Stored entries
☆ ☆ ☆ ☆
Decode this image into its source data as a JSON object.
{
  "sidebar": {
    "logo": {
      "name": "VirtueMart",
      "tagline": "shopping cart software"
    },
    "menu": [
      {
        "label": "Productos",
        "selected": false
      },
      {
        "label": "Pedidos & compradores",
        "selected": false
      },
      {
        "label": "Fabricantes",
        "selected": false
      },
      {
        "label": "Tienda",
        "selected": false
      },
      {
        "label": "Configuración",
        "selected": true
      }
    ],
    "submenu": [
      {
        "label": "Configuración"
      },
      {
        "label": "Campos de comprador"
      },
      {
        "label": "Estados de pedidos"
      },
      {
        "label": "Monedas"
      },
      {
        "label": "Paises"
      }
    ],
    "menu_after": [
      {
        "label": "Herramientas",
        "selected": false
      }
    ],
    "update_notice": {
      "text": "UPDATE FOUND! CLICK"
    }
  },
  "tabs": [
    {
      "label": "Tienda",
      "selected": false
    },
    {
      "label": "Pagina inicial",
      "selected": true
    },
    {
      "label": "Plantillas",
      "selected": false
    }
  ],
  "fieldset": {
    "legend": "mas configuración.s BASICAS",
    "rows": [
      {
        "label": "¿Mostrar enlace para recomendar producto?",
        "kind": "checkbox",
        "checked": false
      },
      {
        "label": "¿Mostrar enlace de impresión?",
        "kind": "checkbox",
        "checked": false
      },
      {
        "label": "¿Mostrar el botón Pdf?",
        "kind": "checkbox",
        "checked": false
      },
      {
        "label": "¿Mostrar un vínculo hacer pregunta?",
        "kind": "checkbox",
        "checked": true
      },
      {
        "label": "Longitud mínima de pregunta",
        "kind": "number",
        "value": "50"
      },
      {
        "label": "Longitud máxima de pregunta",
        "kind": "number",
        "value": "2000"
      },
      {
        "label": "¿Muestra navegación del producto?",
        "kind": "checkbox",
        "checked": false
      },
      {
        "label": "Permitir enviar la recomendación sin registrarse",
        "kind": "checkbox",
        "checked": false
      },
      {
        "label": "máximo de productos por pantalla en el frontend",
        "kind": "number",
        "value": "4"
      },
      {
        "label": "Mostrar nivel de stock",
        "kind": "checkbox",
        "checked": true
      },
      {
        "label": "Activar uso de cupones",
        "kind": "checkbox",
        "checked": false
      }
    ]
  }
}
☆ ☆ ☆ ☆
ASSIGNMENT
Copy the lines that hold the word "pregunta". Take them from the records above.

PROBLEM SOLUTION
        "label": "¿Mostrar un vínculo hacer pregunta?",
        "label": "Longitud mínima de pregunta",
        "label": "Longitud máxima de pregunta",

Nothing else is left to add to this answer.